By July 4, 2010February 26th, 20152 Comments

“Ultimately, Yoga is about balance.  It’s important to be strong, but balanced strength is better than unbalanced strength, and strength coupled with flexibility is better than rigid, restrictive strength.”

I just finished reading an article written by Roger Cole (one of my favourite writers in Yoga Journal for tips and advice on anatomy and physiology of yoga) where he addresses the potential for strength imbalances that can come from classes which insert Surya Namaskar (sun salutations), and more specifically Chaturanga Dandasana (plank pose) throughout the sequencing.  He explains that the push-up position of Chaturanga is an excellent way to strengthen the front side of the body – namely the pectoralis major, anterior deltoid, rectus abdominis, obliques, iliopsoas, and rectus femoris; however, the muscles of the back body are often misrepresented.

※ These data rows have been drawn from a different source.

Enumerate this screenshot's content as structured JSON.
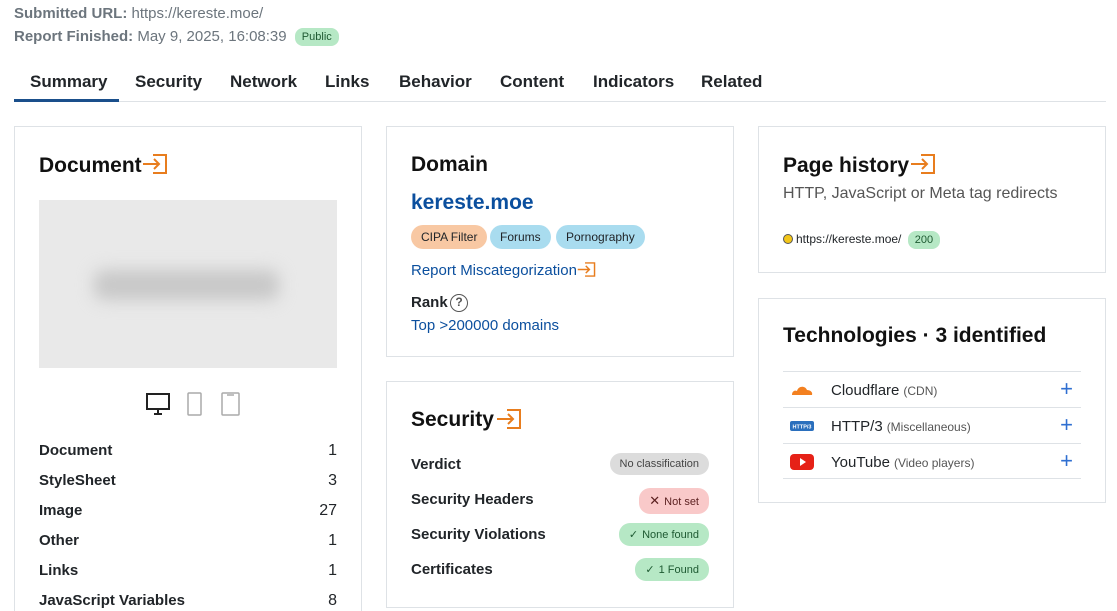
{
  "meta": {
    "submitted_label": "Submitted URL:",
    "submitted_url": "https://kereste.moe/",
    "finished_label": "Report Finished:",
    "finished_value": "May 9, 2025, 16:08:39",
    "visibility": "Public"
  },
  "tabs": [
    "Summary",
    "Security",
    "Network",
    "Links",
    "Behavior",
    "Content",
    "Indicators",
    "Related"
  ],
  "document": {
    "title": "Document",
    "rows": [
      {
        "label": "Document",
        "value": "1"
      },
      {
        "label": "StyleSheet",
        "value": "3"
      },
      {
        "label": "Image",
        "value": "27"
      },
      {
        "label": "Other",
        "value": "1"
      },
      {
        "label": "Links",
        "value": "1"
      },
      {
        "label": "JavaScript Variables",
        "value": "8"
      }
    ]
  },
  "domain": {
    "title": "Domain",
    "name": "kereste.moe",
    "categories": [
      {
        "label": "CIPA Filter",
        "color": "#f8c8a3"
      },
      {
        "label": "Forums",
        "color": "#a9dcef"
      },
      {
        "label": "Pornography",
        "color": "#a9dcef"
      }
    ],
    "report_link": "Report Miscategorization",
    "rank_label": "Rank",
    "rank_value": "Top >200000 domains"
  },
  "security": {
    "title": "Security",
    "rows": [
      {
        "label": "Verdict",
        "value": "No classification",
        "style": "gray"
      },
      {
        "label": "Security Headers",
        "value": "Not set",
        "style": "red"
      },
      {
        "label": "Security Violations",
        "value": "None found",
        "style": "green"
      },
      {
        "label": "Certificates",
        "value": "1 Found",
        "style": "green"
      }
    ]
  },
  "history": {
    "title": "Page history",
    "subtitle": "HTTP, JavaScript or Meta tag redirects",
    "url": "https://kereste.moe/",
    "status": "200"
  },
  "technologies": {
    "title": "Technologies · 3 identified",
    "items": [
      {
        "name": "Cloudflare",
        "category": "(CDN)",
        "icon": "cloudflare-icon"
      },
      {
        "name": "HTTP/3",
        "category": "(Miscellaneous)",
        "icon": "http3-icon"
      },
      {
        "name": "YouTube",
        "category": "(Video players)",
        "icon": "youtube-icon"
      }
    ]
  },
  "colors": {
    "accent": "#0b4f9e",
    "export_icon": "#e87d1e"
  }
}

The author goes on to offer Purvottanasana (upward plank pose) as an effective counter-pose to Chaturanga for addressing balance into the back-body.  I couldn’t agree more; Purvottanasana is an excellent pose to include in your class design as it can provide strength for the rhomboids, posterior deltoids, the errector spinae, gluteals, and hamstrings.

We’ve all experienced the pleasant sensations of coupling updog with downdog and child’s pose with cobra.  Whether it be strength or flexibility, your students will feel grateful  of the sensations of symmetry when you design you classes to balance the front with the back side of the body.  Here are a few more suggestions to try:

  • Navasana (boat pose) with table pose
  • Virabhadrasana I (warrior I) with Parsvottanasana (intense hamstring stretch)
  • Ustrasana (camel pose) with Sasangasana (rabbit pose)
  • Standing head to knee pose with Natarajasana (dancer pose)
  • Dhanurasana (bow pose) or wheel with  Lolasana (pendant pose) or crow pose
  • Setu Bandha Sarvangasana (bridge pose) with Halasana (plow pose)
  • Paschimottanasana (seated forward bend) with Supta Virasana (reclining hero pose)


  • Renee says:

    Excellent video. Thank you for sharing. Leeann does a fantastic job of breaking down chaturanga dandasana into bite size pieces for students struggling with the pose, and in the specific example, for someone with a shoulder injury. I love the use of props, especially the strap around the arms. The opening movement pattern of protracting and relaxing the shoulder blades is a great way to initiate control and strength into some of the stabilizing muscles of the shoulder girdle. When you have a moment, take a look at my post on winging scapulae as a compliment to this conversation.

  • Anjeanette says:

    Hi there. I’m so glad you posted something on chaturanga dandasana. Leeann Carey, an amazing yoga teacher, agrees that is an amazing upper body workout. She has a free yoga video on this that I think your readers might like: